DATASET EXTRACT ▸
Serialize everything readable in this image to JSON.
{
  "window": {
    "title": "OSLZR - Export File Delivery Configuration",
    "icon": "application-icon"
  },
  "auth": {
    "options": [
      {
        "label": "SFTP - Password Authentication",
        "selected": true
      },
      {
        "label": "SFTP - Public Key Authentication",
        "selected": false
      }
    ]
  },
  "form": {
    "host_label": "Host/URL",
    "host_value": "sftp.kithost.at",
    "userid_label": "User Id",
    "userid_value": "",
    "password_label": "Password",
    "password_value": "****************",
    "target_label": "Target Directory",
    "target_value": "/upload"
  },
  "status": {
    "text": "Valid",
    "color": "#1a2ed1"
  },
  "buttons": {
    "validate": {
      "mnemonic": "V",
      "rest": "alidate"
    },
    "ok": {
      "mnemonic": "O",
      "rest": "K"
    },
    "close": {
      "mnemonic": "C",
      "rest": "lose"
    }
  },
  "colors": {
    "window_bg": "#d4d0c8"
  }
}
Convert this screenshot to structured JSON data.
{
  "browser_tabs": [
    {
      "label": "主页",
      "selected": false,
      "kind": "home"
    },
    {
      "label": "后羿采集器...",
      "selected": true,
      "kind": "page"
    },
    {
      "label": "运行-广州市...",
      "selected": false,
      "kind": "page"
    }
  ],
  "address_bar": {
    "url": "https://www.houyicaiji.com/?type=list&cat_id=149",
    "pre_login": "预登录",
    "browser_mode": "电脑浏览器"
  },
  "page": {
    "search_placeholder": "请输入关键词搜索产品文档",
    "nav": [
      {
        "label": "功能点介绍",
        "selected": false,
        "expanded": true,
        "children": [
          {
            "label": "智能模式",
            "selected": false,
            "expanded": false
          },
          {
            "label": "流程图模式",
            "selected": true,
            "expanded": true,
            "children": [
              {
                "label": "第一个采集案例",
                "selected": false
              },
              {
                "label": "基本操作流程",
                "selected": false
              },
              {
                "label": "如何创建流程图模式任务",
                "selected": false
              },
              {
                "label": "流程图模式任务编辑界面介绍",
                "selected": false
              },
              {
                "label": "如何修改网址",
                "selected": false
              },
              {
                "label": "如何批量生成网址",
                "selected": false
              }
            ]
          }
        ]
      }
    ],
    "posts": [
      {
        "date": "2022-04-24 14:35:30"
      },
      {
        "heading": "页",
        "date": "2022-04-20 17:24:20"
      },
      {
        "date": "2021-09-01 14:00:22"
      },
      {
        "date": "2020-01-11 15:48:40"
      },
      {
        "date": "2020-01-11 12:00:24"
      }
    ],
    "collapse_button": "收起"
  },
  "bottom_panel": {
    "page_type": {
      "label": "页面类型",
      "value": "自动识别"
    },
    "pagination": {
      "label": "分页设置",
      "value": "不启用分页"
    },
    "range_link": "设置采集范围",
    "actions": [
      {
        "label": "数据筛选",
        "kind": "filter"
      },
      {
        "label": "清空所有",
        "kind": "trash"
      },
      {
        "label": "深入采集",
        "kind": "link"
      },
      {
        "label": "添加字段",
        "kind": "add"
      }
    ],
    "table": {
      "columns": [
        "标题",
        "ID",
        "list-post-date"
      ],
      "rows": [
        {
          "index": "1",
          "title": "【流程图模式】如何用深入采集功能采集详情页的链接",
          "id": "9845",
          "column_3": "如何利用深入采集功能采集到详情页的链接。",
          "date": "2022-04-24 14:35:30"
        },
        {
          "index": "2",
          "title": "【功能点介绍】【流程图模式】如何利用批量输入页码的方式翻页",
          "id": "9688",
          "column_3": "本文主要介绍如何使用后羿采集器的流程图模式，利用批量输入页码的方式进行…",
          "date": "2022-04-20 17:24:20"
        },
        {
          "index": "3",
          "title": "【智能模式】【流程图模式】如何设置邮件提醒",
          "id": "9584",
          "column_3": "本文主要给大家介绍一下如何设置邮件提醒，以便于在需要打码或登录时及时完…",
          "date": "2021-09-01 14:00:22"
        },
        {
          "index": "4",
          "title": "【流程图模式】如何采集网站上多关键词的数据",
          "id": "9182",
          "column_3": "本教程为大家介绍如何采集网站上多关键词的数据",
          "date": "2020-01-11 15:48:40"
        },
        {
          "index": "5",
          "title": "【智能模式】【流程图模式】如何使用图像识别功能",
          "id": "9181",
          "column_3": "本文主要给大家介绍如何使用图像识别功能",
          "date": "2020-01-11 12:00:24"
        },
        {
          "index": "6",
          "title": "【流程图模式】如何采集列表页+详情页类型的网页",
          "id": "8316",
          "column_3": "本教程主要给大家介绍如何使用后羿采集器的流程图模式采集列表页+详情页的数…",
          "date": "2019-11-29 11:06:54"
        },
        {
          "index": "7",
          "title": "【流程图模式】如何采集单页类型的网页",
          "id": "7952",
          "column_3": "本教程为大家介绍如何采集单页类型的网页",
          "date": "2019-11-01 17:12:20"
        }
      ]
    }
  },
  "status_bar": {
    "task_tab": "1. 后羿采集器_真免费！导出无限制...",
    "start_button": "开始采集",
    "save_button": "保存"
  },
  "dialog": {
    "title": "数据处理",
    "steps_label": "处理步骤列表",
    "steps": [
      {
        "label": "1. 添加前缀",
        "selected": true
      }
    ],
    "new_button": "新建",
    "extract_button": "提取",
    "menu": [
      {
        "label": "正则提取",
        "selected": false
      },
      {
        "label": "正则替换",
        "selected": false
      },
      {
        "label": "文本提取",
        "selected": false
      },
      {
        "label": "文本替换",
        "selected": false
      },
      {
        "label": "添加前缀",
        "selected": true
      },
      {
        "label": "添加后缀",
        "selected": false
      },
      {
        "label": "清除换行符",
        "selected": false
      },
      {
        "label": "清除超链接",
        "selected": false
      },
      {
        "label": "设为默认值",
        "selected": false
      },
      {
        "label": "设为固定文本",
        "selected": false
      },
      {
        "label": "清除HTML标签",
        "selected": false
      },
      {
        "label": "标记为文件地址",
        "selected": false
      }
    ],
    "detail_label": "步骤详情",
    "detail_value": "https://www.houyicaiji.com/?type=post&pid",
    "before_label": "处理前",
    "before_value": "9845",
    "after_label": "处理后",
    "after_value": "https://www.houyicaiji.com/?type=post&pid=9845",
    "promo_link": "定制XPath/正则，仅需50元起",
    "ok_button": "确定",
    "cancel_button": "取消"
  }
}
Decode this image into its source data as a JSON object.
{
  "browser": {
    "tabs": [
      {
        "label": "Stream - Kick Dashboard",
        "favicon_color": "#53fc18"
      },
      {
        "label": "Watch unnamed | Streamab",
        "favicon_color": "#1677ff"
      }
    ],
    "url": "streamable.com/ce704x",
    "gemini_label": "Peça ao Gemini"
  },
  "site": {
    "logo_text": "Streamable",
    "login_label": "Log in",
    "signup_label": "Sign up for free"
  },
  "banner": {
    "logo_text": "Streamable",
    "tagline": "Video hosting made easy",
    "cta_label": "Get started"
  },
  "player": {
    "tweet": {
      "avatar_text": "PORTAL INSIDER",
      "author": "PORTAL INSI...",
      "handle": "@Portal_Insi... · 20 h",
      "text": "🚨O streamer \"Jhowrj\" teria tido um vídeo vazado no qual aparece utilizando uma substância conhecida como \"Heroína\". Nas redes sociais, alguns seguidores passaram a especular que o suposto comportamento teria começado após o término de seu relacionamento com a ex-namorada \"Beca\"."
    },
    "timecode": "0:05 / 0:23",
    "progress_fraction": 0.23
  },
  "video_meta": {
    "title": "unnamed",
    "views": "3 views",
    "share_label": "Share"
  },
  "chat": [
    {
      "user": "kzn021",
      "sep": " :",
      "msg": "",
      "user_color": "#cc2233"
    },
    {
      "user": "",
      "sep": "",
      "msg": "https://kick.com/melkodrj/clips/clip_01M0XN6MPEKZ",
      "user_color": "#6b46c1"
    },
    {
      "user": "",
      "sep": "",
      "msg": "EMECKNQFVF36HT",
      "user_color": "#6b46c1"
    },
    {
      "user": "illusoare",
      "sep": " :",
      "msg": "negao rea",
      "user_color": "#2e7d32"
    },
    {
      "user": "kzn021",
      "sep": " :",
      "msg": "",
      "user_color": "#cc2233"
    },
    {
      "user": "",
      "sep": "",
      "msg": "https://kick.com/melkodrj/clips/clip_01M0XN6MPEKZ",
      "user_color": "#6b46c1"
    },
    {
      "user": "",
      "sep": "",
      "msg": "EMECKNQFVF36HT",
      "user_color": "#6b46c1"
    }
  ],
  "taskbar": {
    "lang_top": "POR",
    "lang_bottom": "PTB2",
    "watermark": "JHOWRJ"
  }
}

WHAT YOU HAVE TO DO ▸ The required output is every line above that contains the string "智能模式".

TASK RESULT ▸
            "label": "智能模式",
          "title": "【智能模式】【流程图模式】如何设置邮件提醒",
          "title": "【智能模式】【流程图模式】如何使用图像识别功能",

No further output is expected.